The budget crunch, Obama administration officials contend, is already threatening the federal government’s ability to recruit the people it needs to respond to cyberattacks. But it might end up being even harder on the next generation of would-be cyber-warriors.
“If the government thinks it’s having trouble now recruiting skilled cybersecurity workers, wait until five to 10 years down the line when our current group of elementary school students are graduating from college and they don’t have the education to get them in the right careers,” said Evan Lesser, managing director of ClearanceJobs.com.
Of all the ideas for how Congress can beef up its cybersecurity workforce, Lesser said avoiding education cutbacks is most important.
President Barack Obama has called on Congress to commit new resources to create a master teacher corps that specializes in science, technology, engineering and math to produce 10,000 additional such teachers.
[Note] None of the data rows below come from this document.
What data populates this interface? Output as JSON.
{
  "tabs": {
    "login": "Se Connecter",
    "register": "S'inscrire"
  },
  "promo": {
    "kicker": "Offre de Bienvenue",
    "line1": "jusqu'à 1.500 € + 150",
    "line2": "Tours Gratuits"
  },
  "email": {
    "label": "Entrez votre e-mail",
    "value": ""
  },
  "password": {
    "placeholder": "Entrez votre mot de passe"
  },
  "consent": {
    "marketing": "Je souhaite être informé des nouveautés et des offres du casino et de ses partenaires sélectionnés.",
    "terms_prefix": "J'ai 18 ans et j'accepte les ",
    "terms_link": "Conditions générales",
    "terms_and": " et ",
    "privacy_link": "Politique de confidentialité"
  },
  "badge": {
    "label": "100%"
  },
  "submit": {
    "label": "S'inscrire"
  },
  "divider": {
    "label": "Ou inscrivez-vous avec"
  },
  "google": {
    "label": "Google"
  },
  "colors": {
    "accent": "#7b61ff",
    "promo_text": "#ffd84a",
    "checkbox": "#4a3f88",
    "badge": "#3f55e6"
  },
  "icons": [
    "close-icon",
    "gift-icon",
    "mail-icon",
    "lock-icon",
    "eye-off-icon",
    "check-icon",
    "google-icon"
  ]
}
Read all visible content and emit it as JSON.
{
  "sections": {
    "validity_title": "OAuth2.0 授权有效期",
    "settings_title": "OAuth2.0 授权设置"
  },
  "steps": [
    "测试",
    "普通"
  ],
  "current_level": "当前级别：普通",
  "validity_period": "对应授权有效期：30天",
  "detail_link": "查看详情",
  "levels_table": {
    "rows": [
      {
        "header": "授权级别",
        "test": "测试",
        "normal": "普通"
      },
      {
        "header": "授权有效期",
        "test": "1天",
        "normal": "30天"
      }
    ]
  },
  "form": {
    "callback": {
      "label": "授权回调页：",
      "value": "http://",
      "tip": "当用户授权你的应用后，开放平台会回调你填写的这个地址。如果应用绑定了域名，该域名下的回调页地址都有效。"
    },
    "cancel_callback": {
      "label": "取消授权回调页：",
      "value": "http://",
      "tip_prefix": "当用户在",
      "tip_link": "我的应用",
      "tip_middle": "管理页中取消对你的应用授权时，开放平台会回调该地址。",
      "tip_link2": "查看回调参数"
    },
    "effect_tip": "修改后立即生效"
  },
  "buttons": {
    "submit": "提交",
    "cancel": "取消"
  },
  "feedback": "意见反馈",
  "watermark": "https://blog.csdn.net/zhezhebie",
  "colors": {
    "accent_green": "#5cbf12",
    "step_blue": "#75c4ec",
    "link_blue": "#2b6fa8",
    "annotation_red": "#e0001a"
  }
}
So far, the initiative hasn’t caught on.
Lesser said it’s vital to start improving education in STEM classes at the elementary-school level now in order to give students the background they need to jump into cybersecurity later.
“We can’t compete on a global scale if we’re not churning out enough of those students,” he said. “This is a huge national security issue that will only get larger and more pronounced.”
Rep. Elijah Cummings, D-Md., right, hugs Harold Schaitberger, General President of the International Association of Fire Fighters, after the Congressman spoke at the IAFF's Legislative Conference General Session at the Hyatt Regency on Capitol Hill, March 9, 2015. The day featured addresses by members of Congress and Vice President Joe Biden.